:: How to complete this task ::
Search the material below for the string "Provider" and list each line that holds it.

[[ Provided material, beginning ]]

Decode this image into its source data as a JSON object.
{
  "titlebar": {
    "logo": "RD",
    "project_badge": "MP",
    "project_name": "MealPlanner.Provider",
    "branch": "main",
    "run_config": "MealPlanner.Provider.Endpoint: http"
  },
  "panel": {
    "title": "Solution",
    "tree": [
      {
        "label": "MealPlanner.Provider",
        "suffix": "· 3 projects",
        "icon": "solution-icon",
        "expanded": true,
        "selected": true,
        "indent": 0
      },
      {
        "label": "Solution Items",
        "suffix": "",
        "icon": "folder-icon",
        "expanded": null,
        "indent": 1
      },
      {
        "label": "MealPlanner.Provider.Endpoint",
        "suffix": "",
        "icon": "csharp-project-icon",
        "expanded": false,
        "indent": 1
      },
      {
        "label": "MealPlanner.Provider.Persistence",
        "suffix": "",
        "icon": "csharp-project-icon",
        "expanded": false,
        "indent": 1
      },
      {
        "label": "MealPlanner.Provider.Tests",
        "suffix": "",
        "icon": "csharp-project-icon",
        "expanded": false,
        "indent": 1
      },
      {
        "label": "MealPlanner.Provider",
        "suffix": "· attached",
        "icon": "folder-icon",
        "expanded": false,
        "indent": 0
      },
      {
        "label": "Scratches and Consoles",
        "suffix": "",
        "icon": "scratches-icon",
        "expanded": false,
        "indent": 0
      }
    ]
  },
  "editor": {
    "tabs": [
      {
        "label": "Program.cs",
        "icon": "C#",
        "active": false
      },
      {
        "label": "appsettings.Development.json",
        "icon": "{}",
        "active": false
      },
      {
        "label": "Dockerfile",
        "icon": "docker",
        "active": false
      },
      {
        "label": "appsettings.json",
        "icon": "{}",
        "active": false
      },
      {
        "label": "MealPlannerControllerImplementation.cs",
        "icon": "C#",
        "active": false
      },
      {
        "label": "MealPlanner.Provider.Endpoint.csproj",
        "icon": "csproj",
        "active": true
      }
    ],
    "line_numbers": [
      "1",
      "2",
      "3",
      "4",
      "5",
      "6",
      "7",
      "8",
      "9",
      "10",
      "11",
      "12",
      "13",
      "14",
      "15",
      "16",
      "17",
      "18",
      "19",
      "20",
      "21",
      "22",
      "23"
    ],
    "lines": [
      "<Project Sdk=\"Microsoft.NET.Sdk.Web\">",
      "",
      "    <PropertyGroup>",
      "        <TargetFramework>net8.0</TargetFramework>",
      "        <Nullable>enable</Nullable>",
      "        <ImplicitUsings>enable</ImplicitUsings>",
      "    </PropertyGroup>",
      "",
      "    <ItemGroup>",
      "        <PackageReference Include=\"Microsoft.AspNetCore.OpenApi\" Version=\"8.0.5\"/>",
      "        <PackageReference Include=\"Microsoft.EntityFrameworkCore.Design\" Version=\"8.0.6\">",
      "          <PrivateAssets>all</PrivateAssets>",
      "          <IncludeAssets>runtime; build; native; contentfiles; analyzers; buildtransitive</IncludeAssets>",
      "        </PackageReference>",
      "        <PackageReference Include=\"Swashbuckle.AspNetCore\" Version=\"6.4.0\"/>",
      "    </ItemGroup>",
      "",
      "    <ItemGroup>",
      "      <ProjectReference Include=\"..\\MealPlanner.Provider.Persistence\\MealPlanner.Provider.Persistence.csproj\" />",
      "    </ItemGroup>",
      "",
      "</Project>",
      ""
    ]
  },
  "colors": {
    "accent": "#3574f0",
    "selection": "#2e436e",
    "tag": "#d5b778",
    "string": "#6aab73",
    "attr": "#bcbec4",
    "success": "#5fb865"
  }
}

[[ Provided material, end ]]

:: Written response ::
    "project_name": "MealPlanner.Provider",
    "run_config": "MealPlanner.Provider.Endpoint: http"
        "label": "MealPlanner.Provider",
        "label": "MealPlanner.Provider.Endpoint",
        "label": "MealPlanner.Provider.Persistence",
        "label": "MealPlanner.Provider.Tests",
        "label": "MealPlanner.Provider",
        "label": "MealPlanner.Provider.Endpoint.csproj",
      "      <ProjectReference Include=\"..\\MealPlanner.Provider.Persistence\\MealPlanner.Provider.Persistence.csproj\" />",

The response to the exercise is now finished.